Another study, published in the Journal of Orthopaedic Trauma, found that malnutrition is a significant risk factor for poor outcomes following rotator cuff surgery. The study, "Malnutrition is a significant risk factor for poor outcomes following rotator cuff repair" suggests that malnutrition can lead to poor wound healing and increased risk of infection.
Even in healthy individuals, the surgical cascade can lead to an increased metabolic demand for nutrients, which can be further exacerbated by pre-existing malnutrition. Therefore, it is important for patients to maintain a balanced diet that is rich in protein, vitamins, and minerals, not only before surgery but also during the recovery period. Patients should also focus on maintaining a healthy weight, as obesity can increase the risk of complications following surgery.

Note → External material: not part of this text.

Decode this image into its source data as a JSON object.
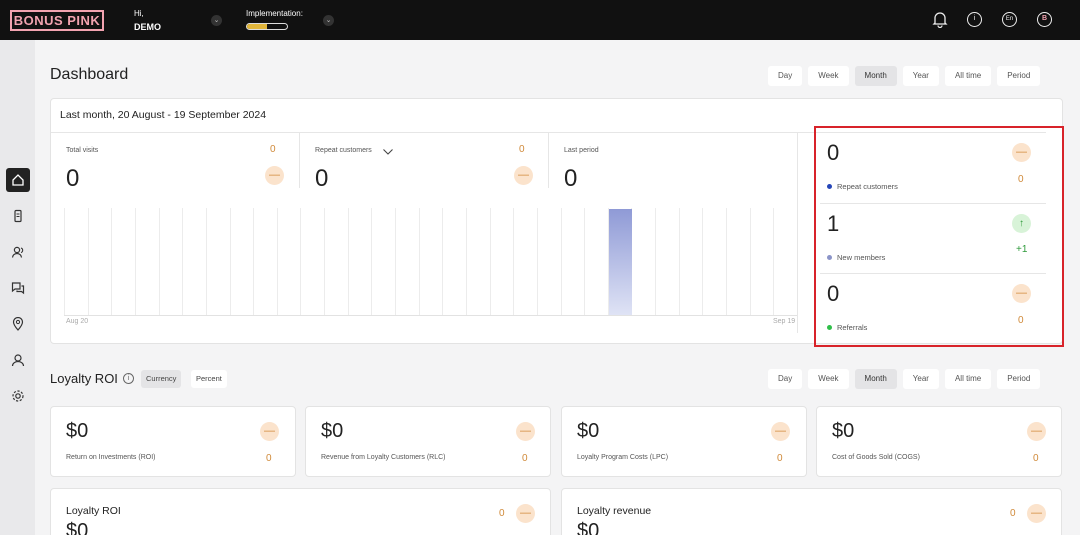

In conclusion, proper nutrition is a crucial aspect of the recovery process following rotator cuff surgery. The surgical cascade, which includes changes in metabolism, immune function, and nutrient utilization, can greatly impact the recovery process. Adequate pre and post-operative nutrition can help to preserve muscle mass, strength, and functionality, which are critical for recovery. Patients should focus on maintaining a balanced diet that is rich in protein, vitamins, and minerals, and also maintain a healthy weight. Nutritional supplements can also be helpful in promoting healing and recovery, but it is important to consult with a healthcare professional before starting any new supplement regimen.
- Hirsch KR, Wolfe RR, Ferrando AA. "Pre- and post-surgical nutrition for preservation of muscle mass, strength, and functionality following orthopedic surgery." Nutrients, 2021;13(5):1675.
- Jang TB, et al. "Hypoalbuminemia is a risk factor for complications after rotator cuff repair." Journal of Shoulder and Elbow Surgery, 2021.
- Sperling AJ, et al. "Malnutrition is a significant risk factor for poor outcomes following rotator cuff repair." Journal of Orthopaedic Trauma, 2020.
- Smith-Ryan AE. "Nutritional considerations and strategies to facilitate injury recovery and rehabilitation." Journal of Athletic Training, 2020;55(2):169-183.
- Johnson JL, et al. "The effects of preoperative supplementation of vitamin C and zinc on rotator cuff repair." Journal of Orthopaedic & Sports Physical Therapy, 2012;42(11):967-974.
- Mirzayan R, Weber AE, Petrigliano FA, Chahla J. Rationale for Biologic Augmentation of Rotator Cuff Repairs. J Am Acad Orthop Surg. 2019;1;27(13):468-478.